It’s about time. November 19th, 2007

Is the movie Groundhog Day about time?  Is that a central theme?

I glanced over at the Laboratory section of my website to see how people were answering the question, “What is Groundhog Day about?”  So far the answers have included transformation, getting it right, growing up, change, reincarnation, grace, self-actualization…. even “pastries”, which may have been a joke but I bet is actually an honest answer about perfecting a difficult craft.

But nobody has answered “Time.”  Is the movie about time?

On the surface the answer seems to be “yes.”  If I were to put Groundhog Day into an appropriate movie grouping, one of those would be “Time movies.”  It would include, perhaps, “Back to the Future,” and “Memento.”  In all of these cases the movement of time in the story told by the movie is other than steady and forward, and the plot of the movie is dependent on that change in the movement of time.   Plus, that change in the movement of time is related to the changes that take place in the protagonist – the hero.  All of these things seem to be pointing to “time” as an important theme.

It has been argued to me – by somebody really smart – that Groundhog Day is not about time at all.

I can’t remember or perhaps couldn’t understand what he said, but it’s possible he was thinking in this way: If this is Phil’s story, then the story is about Phil’s struggle, which in this case seems to be against himself and against his own existence.  But it isn’t a struggle against time.  He doesn’t spend the movie trying to undo the curse.  He can’t undo the curse.  He’s accepted it, or at least given up on ever changing it.  If anything, time has been lifted as an obstacle.  For Phil time goes on forever.  A protagonist can certainly struggle against a shortage of time, but can he struggle against an infinite supply?  Is that a struggle?  Can any movie be about a lack of struggle?

Once time is removed as an obstacle – as is Phil’s need to survive (he can get by without eating, for example) – what are the important questions of Phil’s life?

1.    What am I going to do today?
2.    How do I decide what I’m going to do today?

Corollaries to these might include:

1.    “What’s the point?”
2.    “How do I discover the point?”
3.     “Who am I?”
4.     “How do I discover who I am?”
5.    “What is the relationship between who I am, what’s the point, and how I figure these things out?”

A good point can be made that the major theme of this movie is “change.”  It is Phil’s struggle with the world’s inability to change for him that leads Phil to change himself instead.  The fact that the world’s inability to change is caused by the “time loop” is irrelevant, just as is the cause of the time loop itself:  It could have been a “gypsie curse,” as the studio once asked me to write; it could have been playful gods playing a trick; it could have been a celestial event, or an alien visitation or the dream of Phil’s future lover.  Any of these things may have made a very similar movie, and would not have changed Phil’s struggle.

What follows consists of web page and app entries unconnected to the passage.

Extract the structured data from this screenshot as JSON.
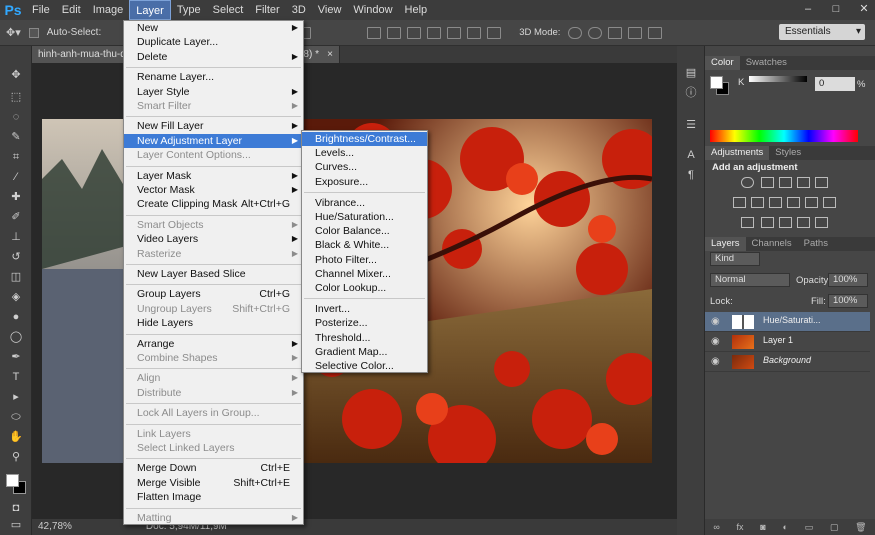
{
  "app": {
    "logo": "Ps"
  },
  "menubar": {
    "items": [
      "File",
      "Edit",
      "Image",
      "Layer",
      "Type",
      "Select",
      "Filter",
      "3D",
      "View",
      "Window",
      "Help"
    ],
    "active": "Layer"
  },
  "window_controls": {
    "minimize": "–",
    "maximize": "□",
    "close": "✕"
  },
  "options_bar": {
    "auto_select": "Auto-Select:",
    "mode_3d": "3D Mode:",
    "workspace": "Essentials"
  },
  "document": {
    "tab_title": "hinh-anh-mua-thu-de",
    "tab_suffix": "/8) *",
    "close": "×"
  },
  "status": {
    "zoom": "42,78%",
    "doc": "Doc: 5,94M/11,9M"
  },
  "layer_menu": [
    {
      "label": "New",
      "arrow": true
    },
    {
      "label": "Duplicate Layer..."
    },
    {
      "label": "Delete",
      "arrow": true
    },
    {
      "sep": true
    },
    {
      "label": "Rename Layer..."
    },
    {
      "label": "Layer Style",
      "arrow": true
    },
    {
      "label": "Smart Filter",
      "arrow": true,
      "disabled": true
    },
    {
      "sep": true
    },
    {
      "label": "New Fill Layer",
      "arrow": true
    },
    {
      "label": "New Adjustment Layer",
      "arrow": true,
      "highlight": true
    },
    {
      "label": "Layer Content Options...",
      "disabled": true
    },
    {
      "sep": true
    },
    {
      "label": "Layer Mask",
      "arrow": true
    },
    {
      "label": "Vector Mask",
      "arrow": true
    },
    {
      "label": "Create Clipping Mask",
      "shortcut": "Alt+Ctrl+G"
    },
    {
      "sep": true
    },
    {
      "label": "Smart Objects",
      "arrow": true,
      "disabled": true
    },
    {
      "label": "Video Layers",
      "arrow": true
    },
    {
      "label": "Rasterize",
      "arrow": true,
      "disabled": true
    },
    {
      "sep": true
    },
    {
      "label": "New Layer Based Slice"
    },
    {
      "sep": true
    },
    {
      "label": "Group Layers",
      "shortcut": "Ctrl+G"
    },
    {
      "label": "Ungroup Layers",
      "shortcut": "Shift+Ctrl+G",
      "disabled": true
    },
    {
      "label": "Hide Layers"
    },
    {
      "sep": true
    },
    {
      "label": "Arrange",
      "arrow": true
    },
    {
      "label": "Combine Shapes",
      "arrow": true,
      "disabled": true
    },
    {
      "sep": true
    },
    {
      "label": "Align",
      "arrow": true,
      "disabled": true
    },
    {
      "label": "Distribute",
      "arrow": true,
      "disabled": true
    },
    {
      "sep": true
    },
    {
      "label": "Lock All Layers in Group...",
      "disabled": true
    },
    {
      "sep": true
    },
    {
      "label": "Link Layers",
      "disabled": true
    },
    {
      "label": "Select Linked Layers",
      "disabled": true
    },
    {
      "sep": true
    },
    {
      "label": "Merge Down",
      "shortcut": "Ctrl+E"
    },
    {
      "label": "Merge Visible",
      "shortcut": "Shift+Ctrl+E"
    },
    {
      "label": "Flatten Image"
    },
    {
      "sep": true
    },
    {
      "label": "Matting",
      "arrow": true,
      "disabled": true
    }
  ],
  "adjustment_submenu": [
    {
      "label": "Brightness/Contrast...",
      "highlight": true
    },
    {
      "label": "Levels..."
    },
    {
      "label": "Curves..."
    },
    {
      "label": "Exposure..."
    },
    {
      "sep": true
    },
    {
      "label": "Vibrance..."
    },
    {
      "label": "Hue/Saturation..."
    },
    {
      "label": "Color Balance..."
    },
    {
      "label": "Black & White..."
    },
    {
      "label": "Photo Filter..."
    },
    {
      "label": "Channel Mixer..."
    },
    {
      "label": "Color Lookup..."
    },
    {
      "sep": true
    },
    {
      "label": "Invert..."
    },
    {
      "label": "Posterize..."
    },
    {
      "label": "Threshold..."
    },
    {
      "label": "Gradient Map..."
    },
    {
      "label": "Selective Color..."
    }
  ],
  "color_panel": {
    "tabs": [
      "Color",
      "Swatches"
    ],
    "k_label": "K",
    "k_value": "0",
    "k_unit": "%"
  },
  "adjustments_panel": {
    "tabs": [
      "Adjustments",
      "Styles"
    ],
    "title": "Add an adjustment"
  },
  "layers_panel": {
    "tabs": [
      "Layers",
      "Channels",
      "Paths"
    ],
    "kind": "Kind",
    "blend_mode": "Normal",
    "opacity_label": "Opacity:",
    "opacity_value": "100%",
    "lock_label": "Lock:",
    "fill_label": "Fill:",
    "fill_value": "100%",
    "layers": [
      {
        "name": "Hue/Saturati...",
        "selected": true
      },
      {
        "name": "Layer 1"
      },
      {
        "name": "Background",
        "italic": true
      }
    ]
  }
}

But, come on.  How can this movie not be about time?  What if knowing who you are means knowing what to do at any given time?  It means knowing what time it is, as defined by your actions in a given moment (e.g. “A time to reap, a time to sow…”)   Phil’s daily struggle is against the question, “What time is it?”  That moment of decision, of judgment, of intuition, is the moment of definition for Phil.  At that moment he knows who he is, he knows the point of his own existence.  He is time itself.

And if humanity is time itself, then all stories are about time.

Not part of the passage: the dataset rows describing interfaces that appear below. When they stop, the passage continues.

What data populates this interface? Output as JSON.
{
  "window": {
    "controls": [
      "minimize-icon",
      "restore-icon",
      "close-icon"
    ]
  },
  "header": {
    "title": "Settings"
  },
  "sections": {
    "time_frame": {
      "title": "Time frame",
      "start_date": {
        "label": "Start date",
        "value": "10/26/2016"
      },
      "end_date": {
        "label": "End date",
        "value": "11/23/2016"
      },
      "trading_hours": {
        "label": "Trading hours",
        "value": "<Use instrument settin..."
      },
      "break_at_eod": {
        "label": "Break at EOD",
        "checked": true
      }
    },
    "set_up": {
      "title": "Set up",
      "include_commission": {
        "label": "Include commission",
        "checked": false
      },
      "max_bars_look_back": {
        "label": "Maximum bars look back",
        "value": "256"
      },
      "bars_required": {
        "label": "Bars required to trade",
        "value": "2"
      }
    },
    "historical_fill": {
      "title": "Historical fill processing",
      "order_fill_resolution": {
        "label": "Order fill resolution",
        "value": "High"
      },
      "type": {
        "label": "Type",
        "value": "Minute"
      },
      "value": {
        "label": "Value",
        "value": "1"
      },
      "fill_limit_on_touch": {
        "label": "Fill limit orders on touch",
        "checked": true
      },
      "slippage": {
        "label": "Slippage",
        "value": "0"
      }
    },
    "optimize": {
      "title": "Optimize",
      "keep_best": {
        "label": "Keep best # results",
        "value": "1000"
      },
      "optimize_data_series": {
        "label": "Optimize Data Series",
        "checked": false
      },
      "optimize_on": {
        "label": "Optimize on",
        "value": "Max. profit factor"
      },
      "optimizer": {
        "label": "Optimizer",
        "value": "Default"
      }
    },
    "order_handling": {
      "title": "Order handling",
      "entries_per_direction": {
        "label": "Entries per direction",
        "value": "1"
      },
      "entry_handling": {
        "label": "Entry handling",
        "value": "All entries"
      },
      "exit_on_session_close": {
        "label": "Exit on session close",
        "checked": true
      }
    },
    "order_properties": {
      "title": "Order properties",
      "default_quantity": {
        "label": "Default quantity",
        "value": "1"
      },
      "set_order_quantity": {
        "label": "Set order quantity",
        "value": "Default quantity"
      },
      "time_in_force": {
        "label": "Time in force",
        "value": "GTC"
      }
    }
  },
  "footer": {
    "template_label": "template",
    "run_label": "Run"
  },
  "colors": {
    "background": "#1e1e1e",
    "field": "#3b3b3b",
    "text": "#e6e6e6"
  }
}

Including this one.

2 Comments »

Comment by Al Long
2007-11-22 07:27:26

“A protagonist can certainly struggle against a shortage of time, but can he struggle against an infinite supply?” What a brilliant movie this is….

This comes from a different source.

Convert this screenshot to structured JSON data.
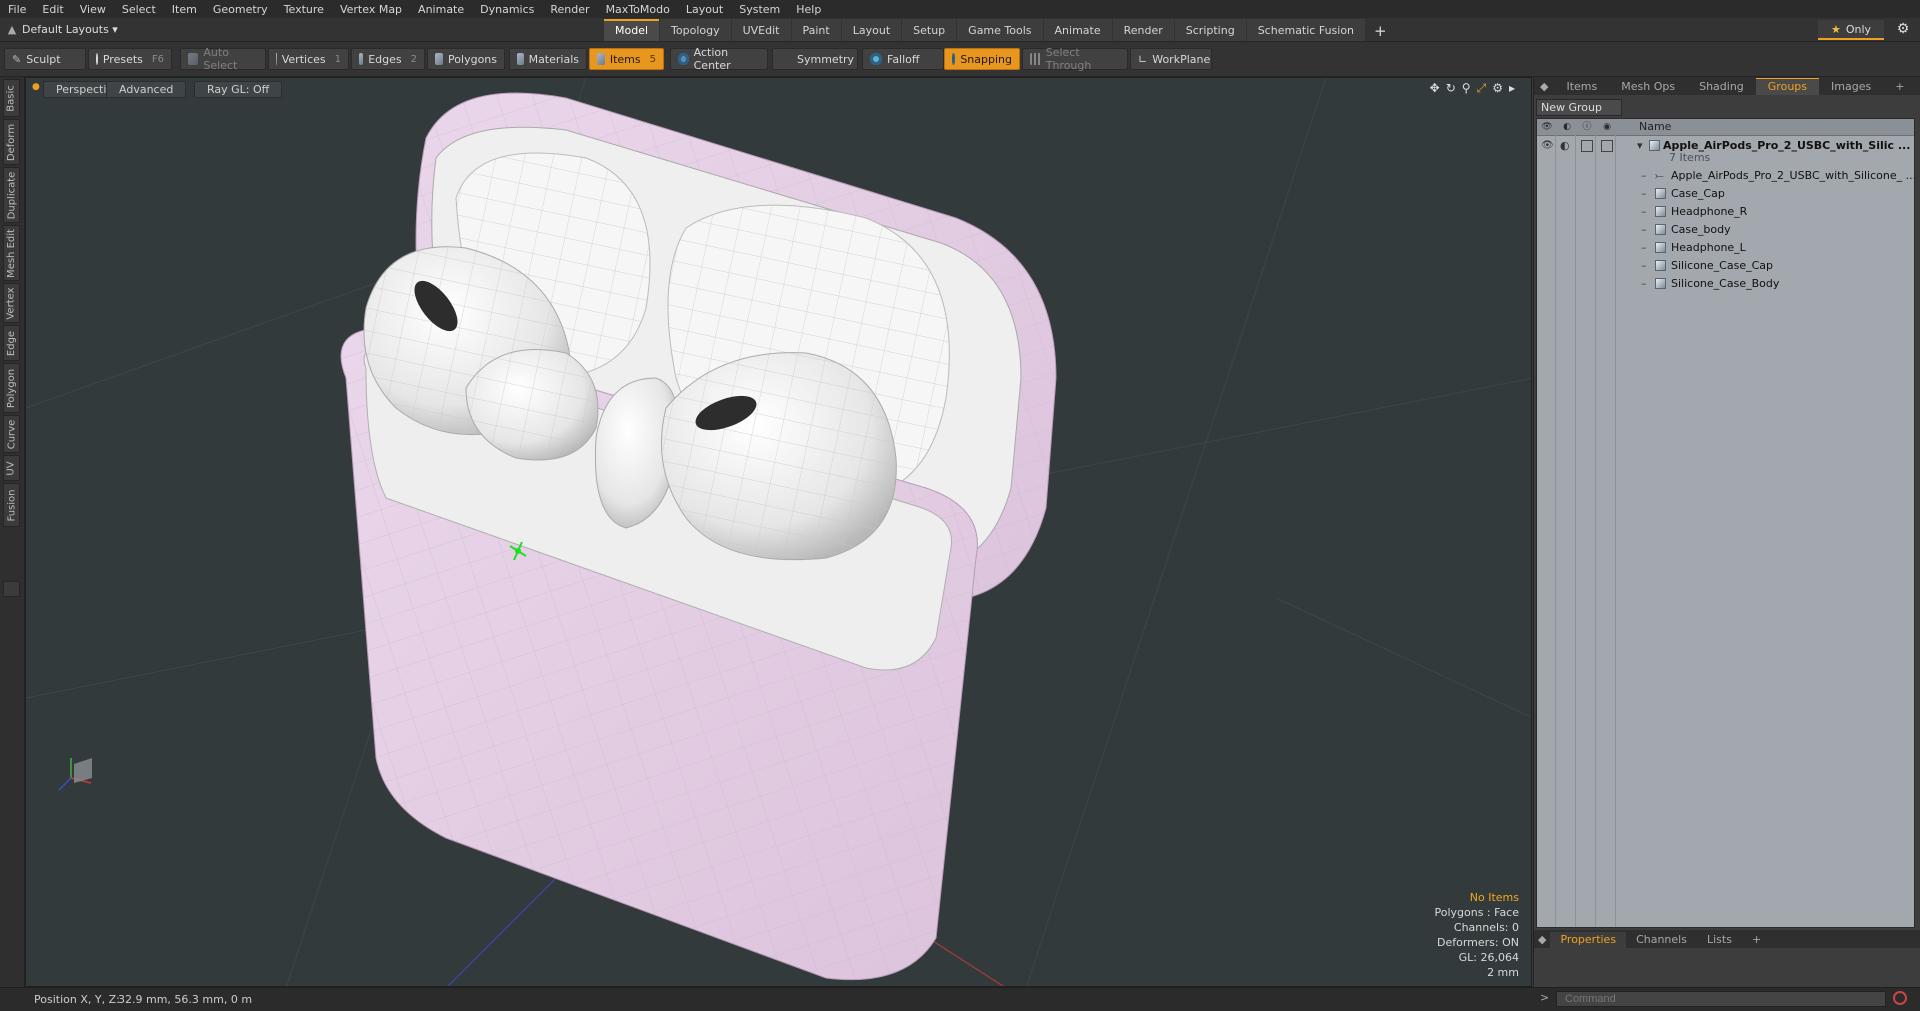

How can this movie be merely about time? Time applies to everyone–consistently and equally. Yet in “Groundhog Day” the earth makes a rotation but somehow Phil gets stuck in the previous one.

Isn’t this movie more like time traveling? And wouldn’t it be about Phil? (The time traveler.) If it were truly about time then EVERYONE in Punxsutawney should be stuck. (How would that movie play out—if they all were stuck?)

Comment by Joe Goh
2008-08-13 16:54:41

If they were all stuck, then no one is.

 
 
Name (required)
E-mail (required - never shown publicly)
URI
Your Comment (smaller size | larger size)
You may use <a href="" title=""> <abbr title=""> <acronym title=""> <b> <blockquote cite=""> <cite> <code> <del datetime=""> <em> <i> <q cite=""> <s> <strike> <strong> in your comment.